The fact that teenagers are grappling with intimate partner violence might be surprising, but it’s actually incredibly common.
In 2017 alone, 7 percent of high schoolers said they had experienced sexual violence by a dating partner, and 8 percent reported physical violence, according to C.D.C. “That translates to a huge number of adolescents,” Adhia said.
Include psychological abuse, and these numbers rise significantly. More than 60 percent of adolescents who date (both boys and girls) said they had experienced physical, sexual or psychological abuse from a partner, according to the National Survey on Teen Relationships and Intimate Violence published in 2016.
“These relationships set the stage for future relationships,” Adhia said, adding that this abuse could lead to long-lasting emotional scars like anxiety, depression, substance use, antisocial behavior, eating disorders and suicidal thoughts.
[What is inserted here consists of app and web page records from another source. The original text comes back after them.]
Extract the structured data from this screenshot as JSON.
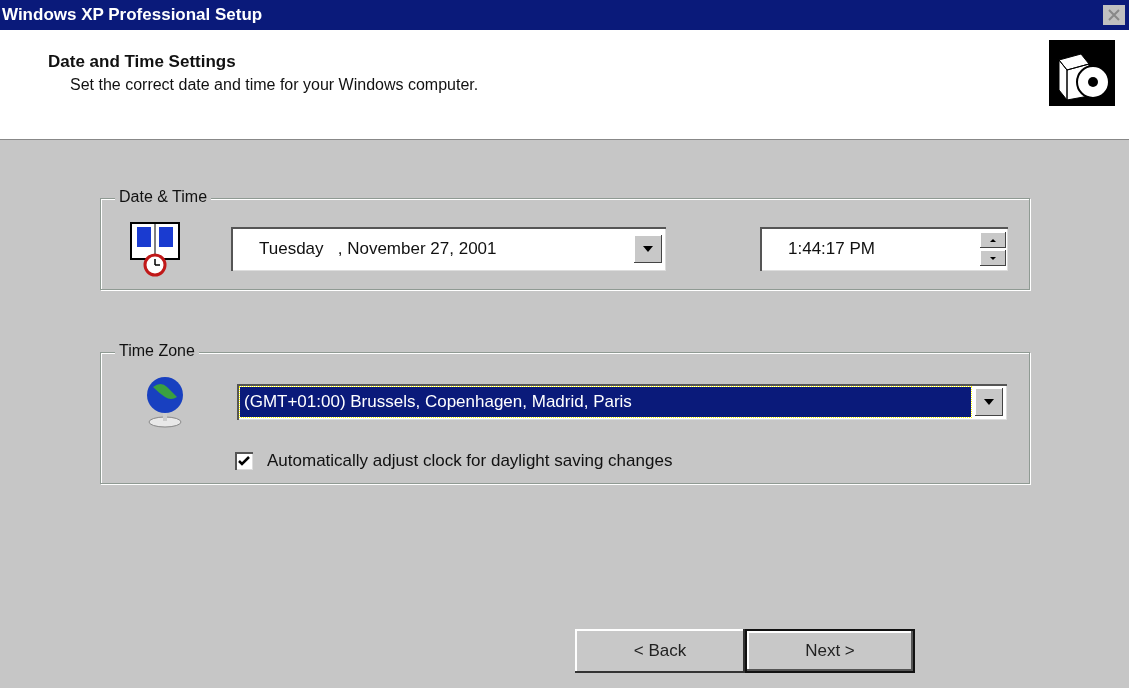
{
  "window": {
    "title": "Windows XP Professional Setup"
  },
  "header": {
    "title": "Date and Time Settings",
    "subtitle": "Set the correct date and time for your Windows computer."
  },
  "date_time": {
    "label": "Date & Time",
    "date": {
      "value": "Tuesday   , November 27, 2001"
    },
    "time": {
      "value": "1:44:17 PM"
    }
  },
  "time_zone": {
    "label": "Time Zone",
    "zone": {
      "value": "(GMT+01:00) Brussels, Copenhagen, Madrid, Paris",
      "selected": true
    },
    "daylight": {
      "label": "Automatically adjust clock for daylight saving changes",
      "checked": true
    }
  },
  "buttons": [
    {
      "label": "< Back",
      "default": false
    },
    {
      "label": "Next >",
      "default": true
    }
  ]
}
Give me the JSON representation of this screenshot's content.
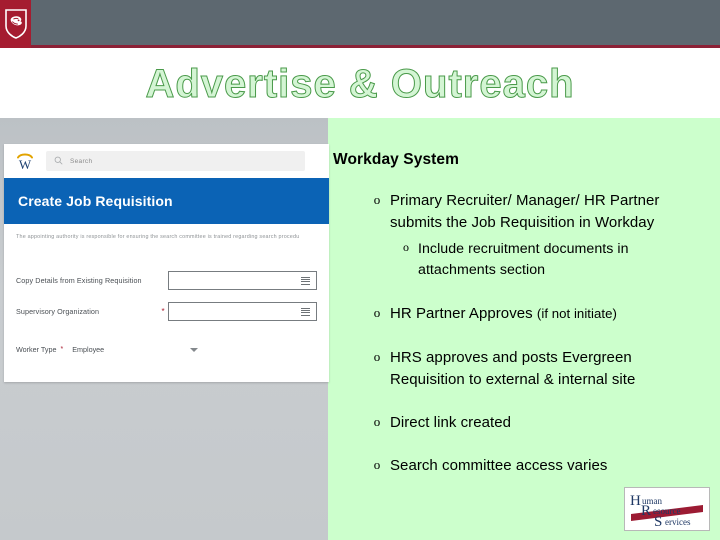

What can be done? Dr. Megan Bair-Merritt, a pediatrician at Boston Medical Center and Boston University School of Medicine who wrote an editorial to accompany the study, says it’s important for adults to foster open and honest conversations about relationships with the children in their lives, even before they start dating.
Children should also know they have “safe adults” (parents, grandparents, teachers, coaches) to rely on during hard times, Bair-Merritt said.
“Safe relationships with adults buffer from stressors,” she said. “The more, the better.”
If you or someone you know needs help, support is available. Visit the The National Teen Dating Abuse, call (866) 331-9474 or text LOVEIS to 22522.